This was actually a very difficult list to compile, because I realized that I loved the majority of these movies about equally. I really don’t like “Deepwater Horizon” (#4) anymore than “Doctor Strange” (#8) and I was constantly changing the order as I was writing this. At one point, “Blood Father” (#3) and “Deadpool” (#7) were flipped. “Arrival” (#5) was at #4, then moved to #3, was changed to #6, before settling on its final number. “Shin Godzilla” (#6) was lower on the list and then I decided to place it a lot higher, as it was my favorite theatrical experience of the year, but I ultimately gave it sixth place. I normally base my lists around my reaction to the film, which is why something like “Blood Father” is even present in the first place, but sometimes the objective quality did influence my decision. I might’ve loved “Shin Godzilla” and thoroughly enjoyed “Rogue One“, but they are among the more flawed entries on this list, so I had to be a little harsher with their placement. “Rogue One” was always at the bottom and “The Nice Guys” was always at #2, but there was never any question that “The Wailing” would be the ‘winner’. “The Wailing” not only challenged me, but made me want to rise to the challenge and scrutinize its narrative. I’ve spent hours researching the movie, deciphering it, debating its merits and truths. It almost has become an obsession, so “The Wailing” had the most profound impact on me. My tastes have always been eccentric though and just because I loved these movies, you might not. I always emphasize that these are my ‘favorites’ and not the ‘best’, because ‘best’ implies that I have some deeper knowledge of cinema that puts my opinion above yours…I mean, granted, I do have some deeper knowledge of cinema, which puts my opinion above yours, but only because watching the entire “Carnosaur” trilogy back-to-back is tantamount to achieving nirvana.

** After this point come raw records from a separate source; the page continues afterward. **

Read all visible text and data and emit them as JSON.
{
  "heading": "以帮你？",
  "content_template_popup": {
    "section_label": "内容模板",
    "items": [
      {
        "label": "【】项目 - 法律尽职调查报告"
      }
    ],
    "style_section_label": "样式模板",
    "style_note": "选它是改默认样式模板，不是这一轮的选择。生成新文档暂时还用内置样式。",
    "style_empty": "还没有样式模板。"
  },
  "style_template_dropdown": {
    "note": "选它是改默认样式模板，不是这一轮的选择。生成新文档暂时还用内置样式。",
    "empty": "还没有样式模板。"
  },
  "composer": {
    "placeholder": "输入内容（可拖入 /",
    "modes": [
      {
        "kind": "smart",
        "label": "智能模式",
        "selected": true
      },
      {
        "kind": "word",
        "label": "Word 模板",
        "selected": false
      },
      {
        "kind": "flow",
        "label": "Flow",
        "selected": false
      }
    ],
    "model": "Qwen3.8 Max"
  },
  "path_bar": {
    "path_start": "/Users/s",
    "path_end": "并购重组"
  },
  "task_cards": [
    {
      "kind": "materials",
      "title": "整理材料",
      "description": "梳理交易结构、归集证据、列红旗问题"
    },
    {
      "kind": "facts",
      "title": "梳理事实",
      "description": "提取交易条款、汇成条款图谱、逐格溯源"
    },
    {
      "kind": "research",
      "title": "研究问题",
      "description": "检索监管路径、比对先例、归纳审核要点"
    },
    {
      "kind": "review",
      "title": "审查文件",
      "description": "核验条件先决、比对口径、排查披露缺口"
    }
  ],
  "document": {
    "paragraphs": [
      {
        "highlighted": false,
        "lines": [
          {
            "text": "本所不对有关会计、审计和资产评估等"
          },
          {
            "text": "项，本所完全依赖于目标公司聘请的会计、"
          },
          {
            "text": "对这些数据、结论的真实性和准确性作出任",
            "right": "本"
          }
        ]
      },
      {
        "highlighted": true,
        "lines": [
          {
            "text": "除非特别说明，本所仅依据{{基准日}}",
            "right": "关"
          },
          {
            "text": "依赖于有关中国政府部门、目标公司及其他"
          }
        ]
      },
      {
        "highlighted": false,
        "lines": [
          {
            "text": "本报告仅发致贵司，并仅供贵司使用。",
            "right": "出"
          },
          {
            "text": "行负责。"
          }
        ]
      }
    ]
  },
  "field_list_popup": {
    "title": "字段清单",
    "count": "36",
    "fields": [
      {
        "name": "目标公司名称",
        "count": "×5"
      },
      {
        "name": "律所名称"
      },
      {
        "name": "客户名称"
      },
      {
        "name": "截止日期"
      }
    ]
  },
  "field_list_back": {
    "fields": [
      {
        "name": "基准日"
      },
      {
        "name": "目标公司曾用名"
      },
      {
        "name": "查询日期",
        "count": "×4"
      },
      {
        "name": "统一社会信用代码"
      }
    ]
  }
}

Or I just have shit tastes. But sometimes fecal matter has a horrid aftertaste, so can I survive the list of films that I hated? Stay tuned!